Those who are not familiar with watchmaking and the tools involved might get all sorts of ideas when someone mentions a vibrating tool. What does it vibrate and why? Well, it doesn't really vibrate anything in the sense you might think. It does not shake and rattle and roll. Hairspring vibrating is something that not many watchmakers today have to do anymore. It is basically forming a functional hairspring for a timepiece from a blank. You get a very high precision coil of flat wire thinner than a human hair and made of exotic materials and you as the watchmaker must cut it to length and form it into a functional hairspring. Sounds simple, right? Well, it isn't. It is in fact one of the most difficult things a watchmaker must be able to do to a very high level of precision. A poorly formed hairspring will result in a poorly running watch.
This tool is called a hairspring vibrating tool and the idea is that you have a reference platform which will oscillate at a certain frequency and it is your job to make your balance wheel and hairspring combination oscillate at the same frequency. These platforms come in different oscillating frequencies, usually 18000, 21600 and 28800 beats per hour which are the most common frequencies for watches today.
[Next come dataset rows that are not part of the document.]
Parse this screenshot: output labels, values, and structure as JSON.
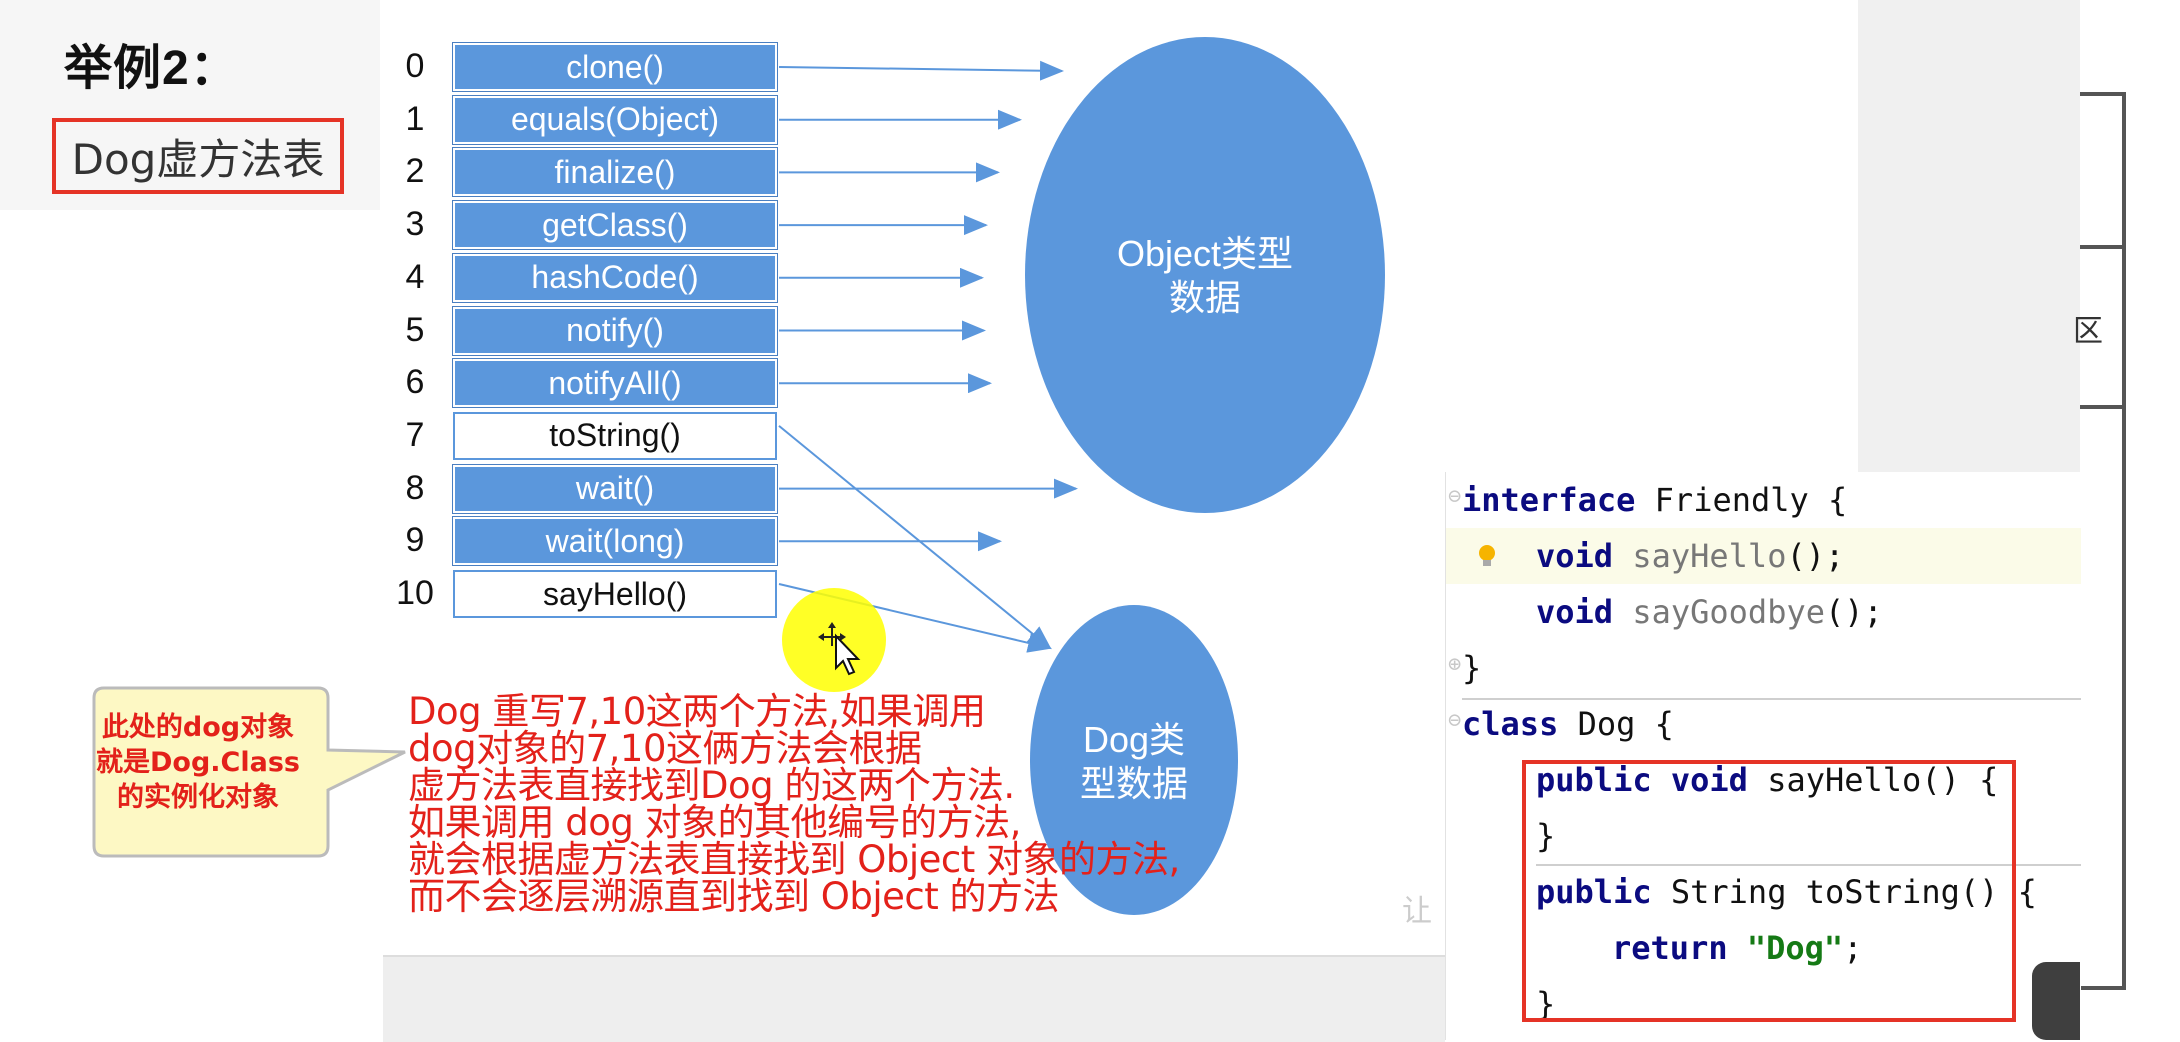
{
  "title": "举例2：",
  "subtitle": "Dog虚方法表",
  "vtable": {
    "rows": [
      {
        "index": "0",
        "method": "clone()",
        "owner": "Object"
      },
      {
        "index": "1",
        "method": "equals(Object)",
        "owner": "Object"
      },
      {
        "index": "2",
        "method": "finalize()",
        "owner": "Object"
      },
      {
        "index": "3",
        "method": "getClass()",
        "owner": "Object"
      },
      {
        "index": "4",
        "method": "hashCode()",
        "owner": "Object"
      },
      {
        "index": "5",
        "method": "notify()",
        "owner": "Object"
      },
      {
        "index": "6",
        "method": "notifyAll()",
        "owner": "Object"
      },
      {
        "index": "7",
        "method": "toString()",
        "owner": "Dog"
      },
      {
        "index": "8",
        "method": "wait()",
        "owner": "Object"
      },
      {
        "index": "9",
        "method": "wait(long)",
        "owner": "Object"
      },
      {
        "index": "10",
        "method": "sayHello()",
        "owner": "Dog"
      }
    ],
    "inherited_color": "#5b97dc",
    "own_color": "#ffffff"
  },
  "object_ellipse": {
    "line1": "Object类型",
    "line2": "数据",
    "color": "#5b97dc"
  },
  "dog_ellipse": {
    "line1": "Dog类",
    "line2": "型数据",
    "color": "#5b97dc"
  },
  "annotation": {
    "lines": [
      "Dog 重写7,10这两个方法,如果调用",
      "dog对象的7,10这俩方法会根据",
      "虚方法表直接找到Dog 的这两个方法.",
      "如果调用 dog 对象的其他编号的方法,",
      "就会根据虚方法表直接找到 Object 对象的方法,",
      "而不会逐层溯源直到找到 Object 的方法"
    ],
    "color": "#e3211a"
  },
  "callout": {
    "lines": [
      "此处的dog对象",
      "就是Dog.Class",
      "的实例化对象"
    ],
    "bg_color": "#fdf8c4",
    "text_color": "#e3211a"
  },
  "code": {
    "line1": {
      "kw": "interface",
      "rest": " Friendly {"
    },
    "line2": {
      "kw": "void",
      "name": "sayHello",
      "tail": "();"
    },
    "line3": {
      "kw": "void",
      "name": "sayGoodbye",
      "tail": "();"
    },
    "line4": "}",
    "line5": {
      "kw": "class",
      "rest": " Dog {"
    },
    "line6": {
      "kw": "public void",
      "rest": " sayHello() {"
    },
    "line7": "}",
    "line8": {
      "kw": "public",
      "rest": " String toString() {"
    },
    "line9": {
      "kw": "return",
      "str": "\"Dog\"",
      "tail": ";"
    },
    "line10": "}"
  },
  "watermark": "让",
  "side_glyph": "区",
  "icons": [
    "lightbulb-icon",
    "move-cursor-icon"
  ]
}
I bought one of these platforms from a second hand tool shop in Switzerland but it was broken. one of the pivots of the balance staff had snapped. So, long story short, I made a new one.